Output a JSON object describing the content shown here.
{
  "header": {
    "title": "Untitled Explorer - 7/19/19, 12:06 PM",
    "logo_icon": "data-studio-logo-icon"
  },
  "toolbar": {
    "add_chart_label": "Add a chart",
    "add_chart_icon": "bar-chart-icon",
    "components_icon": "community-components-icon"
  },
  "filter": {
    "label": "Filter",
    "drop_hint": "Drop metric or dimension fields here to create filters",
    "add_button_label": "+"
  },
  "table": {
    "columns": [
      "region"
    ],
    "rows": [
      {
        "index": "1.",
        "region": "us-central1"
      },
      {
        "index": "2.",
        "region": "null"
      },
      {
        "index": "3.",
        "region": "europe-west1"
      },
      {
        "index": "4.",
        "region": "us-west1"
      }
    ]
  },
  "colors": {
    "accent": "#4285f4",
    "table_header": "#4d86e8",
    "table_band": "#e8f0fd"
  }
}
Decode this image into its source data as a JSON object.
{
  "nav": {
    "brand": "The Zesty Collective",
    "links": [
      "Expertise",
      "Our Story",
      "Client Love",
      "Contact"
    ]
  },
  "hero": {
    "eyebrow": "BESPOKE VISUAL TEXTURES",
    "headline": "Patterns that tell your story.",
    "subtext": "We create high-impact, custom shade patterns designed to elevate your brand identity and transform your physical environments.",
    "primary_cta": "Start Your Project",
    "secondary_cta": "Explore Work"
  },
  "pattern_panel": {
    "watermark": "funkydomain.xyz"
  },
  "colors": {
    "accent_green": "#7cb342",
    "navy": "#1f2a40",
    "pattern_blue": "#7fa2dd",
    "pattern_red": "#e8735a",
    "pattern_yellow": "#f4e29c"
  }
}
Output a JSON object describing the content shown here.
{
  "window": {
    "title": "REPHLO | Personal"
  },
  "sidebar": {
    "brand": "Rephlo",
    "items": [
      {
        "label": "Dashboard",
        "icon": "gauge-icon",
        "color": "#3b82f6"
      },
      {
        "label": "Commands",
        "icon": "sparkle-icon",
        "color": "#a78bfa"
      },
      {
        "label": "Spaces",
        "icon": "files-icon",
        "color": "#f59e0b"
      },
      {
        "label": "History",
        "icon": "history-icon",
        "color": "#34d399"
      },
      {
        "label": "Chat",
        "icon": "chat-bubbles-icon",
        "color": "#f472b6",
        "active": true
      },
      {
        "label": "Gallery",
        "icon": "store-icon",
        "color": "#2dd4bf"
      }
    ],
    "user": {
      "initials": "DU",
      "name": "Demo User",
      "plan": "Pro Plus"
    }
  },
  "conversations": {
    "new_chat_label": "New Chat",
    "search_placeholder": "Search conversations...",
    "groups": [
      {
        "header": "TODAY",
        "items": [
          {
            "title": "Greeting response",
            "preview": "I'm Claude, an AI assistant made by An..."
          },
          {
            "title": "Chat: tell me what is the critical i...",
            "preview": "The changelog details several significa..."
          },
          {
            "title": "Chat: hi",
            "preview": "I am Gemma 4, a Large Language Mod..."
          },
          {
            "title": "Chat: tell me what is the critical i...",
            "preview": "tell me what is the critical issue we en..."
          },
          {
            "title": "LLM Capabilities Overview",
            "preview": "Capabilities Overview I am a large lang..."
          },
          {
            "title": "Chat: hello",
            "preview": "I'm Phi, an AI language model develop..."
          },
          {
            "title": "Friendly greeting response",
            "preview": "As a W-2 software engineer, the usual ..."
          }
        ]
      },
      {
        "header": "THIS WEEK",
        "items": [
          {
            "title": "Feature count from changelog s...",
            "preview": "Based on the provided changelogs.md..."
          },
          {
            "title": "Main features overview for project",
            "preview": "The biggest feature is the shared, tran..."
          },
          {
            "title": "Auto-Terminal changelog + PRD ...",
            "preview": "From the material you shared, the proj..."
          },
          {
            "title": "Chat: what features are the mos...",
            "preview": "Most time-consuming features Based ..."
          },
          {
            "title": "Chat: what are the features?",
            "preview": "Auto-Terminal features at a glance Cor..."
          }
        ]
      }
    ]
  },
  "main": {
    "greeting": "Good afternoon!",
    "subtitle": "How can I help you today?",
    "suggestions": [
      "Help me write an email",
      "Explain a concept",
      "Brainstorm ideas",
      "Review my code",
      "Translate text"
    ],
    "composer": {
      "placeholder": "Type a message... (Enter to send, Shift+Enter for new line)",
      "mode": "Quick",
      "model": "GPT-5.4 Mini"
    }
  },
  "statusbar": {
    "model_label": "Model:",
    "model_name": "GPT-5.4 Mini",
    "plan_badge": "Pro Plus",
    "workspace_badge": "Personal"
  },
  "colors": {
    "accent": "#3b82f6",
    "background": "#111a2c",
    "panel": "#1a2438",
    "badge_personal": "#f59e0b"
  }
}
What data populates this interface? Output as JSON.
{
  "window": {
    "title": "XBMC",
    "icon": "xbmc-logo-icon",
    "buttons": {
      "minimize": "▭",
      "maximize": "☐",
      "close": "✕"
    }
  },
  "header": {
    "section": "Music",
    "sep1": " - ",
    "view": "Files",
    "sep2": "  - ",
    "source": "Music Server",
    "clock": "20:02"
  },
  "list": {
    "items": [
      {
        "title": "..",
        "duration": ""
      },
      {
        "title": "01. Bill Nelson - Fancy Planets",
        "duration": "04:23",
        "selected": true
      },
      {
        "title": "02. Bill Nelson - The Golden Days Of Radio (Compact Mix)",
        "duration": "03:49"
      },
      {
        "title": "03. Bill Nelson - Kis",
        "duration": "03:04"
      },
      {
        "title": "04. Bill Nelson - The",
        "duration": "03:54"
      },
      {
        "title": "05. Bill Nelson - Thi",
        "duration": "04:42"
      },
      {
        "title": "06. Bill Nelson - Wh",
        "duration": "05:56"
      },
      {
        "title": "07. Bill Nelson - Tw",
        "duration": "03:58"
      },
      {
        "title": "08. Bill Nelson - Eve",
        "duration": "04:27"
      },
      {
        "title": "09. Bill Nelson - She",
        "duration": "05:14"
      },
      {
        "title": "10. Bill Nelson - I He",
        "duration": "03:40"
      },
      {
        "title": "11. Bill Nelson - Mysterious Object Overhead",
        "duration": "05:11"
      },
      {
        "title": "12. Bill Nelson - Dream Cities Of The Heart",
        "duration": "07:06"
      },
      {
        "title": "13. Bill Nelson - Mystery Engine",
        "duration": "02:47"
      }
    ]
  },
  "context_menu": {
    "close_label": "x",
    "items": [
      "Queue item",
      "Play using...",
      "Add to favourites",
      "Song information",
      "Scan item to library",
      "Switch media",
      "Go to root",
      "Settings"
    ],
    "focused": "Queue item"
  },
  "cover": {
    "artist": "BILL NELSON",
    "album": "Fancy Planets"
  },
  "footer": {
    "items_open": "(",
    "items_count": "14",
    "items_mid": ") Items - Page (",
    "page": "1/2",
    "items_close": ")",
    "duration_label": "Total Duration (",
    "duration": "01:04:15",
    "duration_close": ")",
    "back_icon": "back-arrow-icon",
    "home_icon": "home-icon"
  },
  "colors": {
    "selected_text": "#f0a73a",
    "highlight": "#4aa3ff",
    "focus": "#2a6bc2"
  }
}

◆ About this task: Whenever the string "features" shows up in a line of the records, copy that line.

◆ The completed task:
            "title": "Main features overview for project",
            "title": "Chat: what features are the mos...",
            "preview": "Most time-consuming features Based ..."
            "title": "Chat: what are the features?",
            "preview": "Auto-Terminal features at a glance Cor..."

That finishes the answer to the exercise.